_What you need to do_. Below are the records; count the lines in which "Aktivera" occurs and report only that number.

_Input records_.
== Segment start ==

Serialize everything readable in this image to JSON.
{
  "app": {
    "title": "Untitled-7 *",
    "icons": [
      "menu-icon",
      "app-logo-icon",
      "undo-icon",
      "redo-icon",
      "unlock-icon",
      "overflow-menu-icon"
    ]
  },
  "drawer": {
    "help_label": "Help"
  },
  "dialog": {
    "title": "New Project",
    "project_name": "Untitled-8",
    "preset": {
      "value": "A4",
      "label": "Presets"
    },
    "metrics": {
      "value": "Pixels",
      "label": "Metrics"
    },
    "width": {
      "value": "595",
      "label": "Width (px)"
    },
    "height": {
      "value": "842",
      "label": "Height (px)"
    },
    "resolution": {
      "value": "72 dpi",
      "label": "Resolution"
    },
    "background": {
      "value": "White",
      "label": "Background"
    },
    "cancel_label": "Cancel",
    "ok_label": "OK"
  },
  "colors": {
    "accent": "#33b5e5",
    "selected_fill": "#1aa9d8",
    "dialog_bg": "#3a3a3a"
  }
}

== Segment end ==
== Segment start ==

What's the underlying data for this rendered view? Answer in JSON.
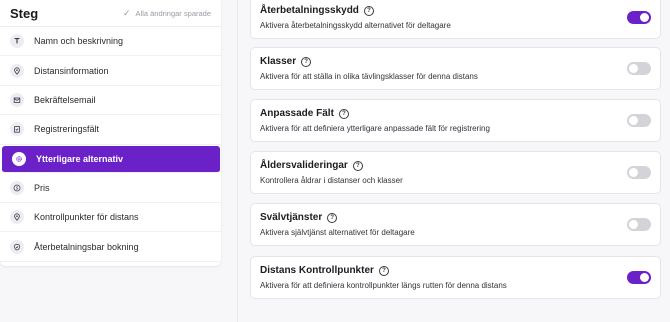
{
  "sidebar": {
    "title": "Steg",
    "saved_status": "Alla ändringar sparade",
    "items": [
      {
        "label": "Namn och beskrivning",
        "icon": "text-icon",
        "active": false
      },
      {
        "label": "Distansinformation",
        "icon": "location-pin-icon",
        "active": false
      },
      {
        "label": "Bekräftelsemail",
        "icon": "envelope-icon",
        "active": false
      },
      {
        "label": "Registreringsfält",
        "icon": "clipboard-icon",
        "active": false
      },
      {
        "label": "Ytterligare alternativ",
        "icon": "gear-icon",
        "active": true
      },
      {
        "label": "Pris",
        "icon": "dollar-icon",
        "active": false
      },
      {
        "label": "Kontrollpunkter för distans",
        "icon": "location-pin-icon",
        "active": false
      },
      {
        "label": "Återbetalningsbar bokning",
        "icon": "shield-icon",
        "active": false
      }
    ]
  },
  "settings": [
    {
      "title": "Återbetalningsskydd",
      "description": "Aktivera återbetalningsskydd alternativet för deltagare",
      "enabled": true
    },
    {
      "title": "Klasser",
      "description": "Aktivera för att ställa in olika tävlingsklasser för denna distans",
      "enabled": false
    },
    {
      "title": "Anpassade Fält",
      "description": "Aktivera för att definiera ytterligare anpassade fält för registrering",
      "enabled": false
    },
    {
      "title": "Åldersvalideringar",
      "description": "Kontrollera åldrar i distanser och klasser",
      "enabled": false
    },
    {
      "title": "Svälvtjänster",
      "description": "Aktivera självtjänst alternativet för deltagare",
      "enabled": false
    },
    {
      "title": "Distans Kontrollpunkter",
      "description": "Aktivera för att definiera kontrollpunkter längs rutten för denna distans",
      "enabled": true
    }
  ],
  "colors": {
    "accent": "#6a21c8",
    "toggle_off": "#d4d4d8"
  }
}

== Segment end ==

_Answer box_. 5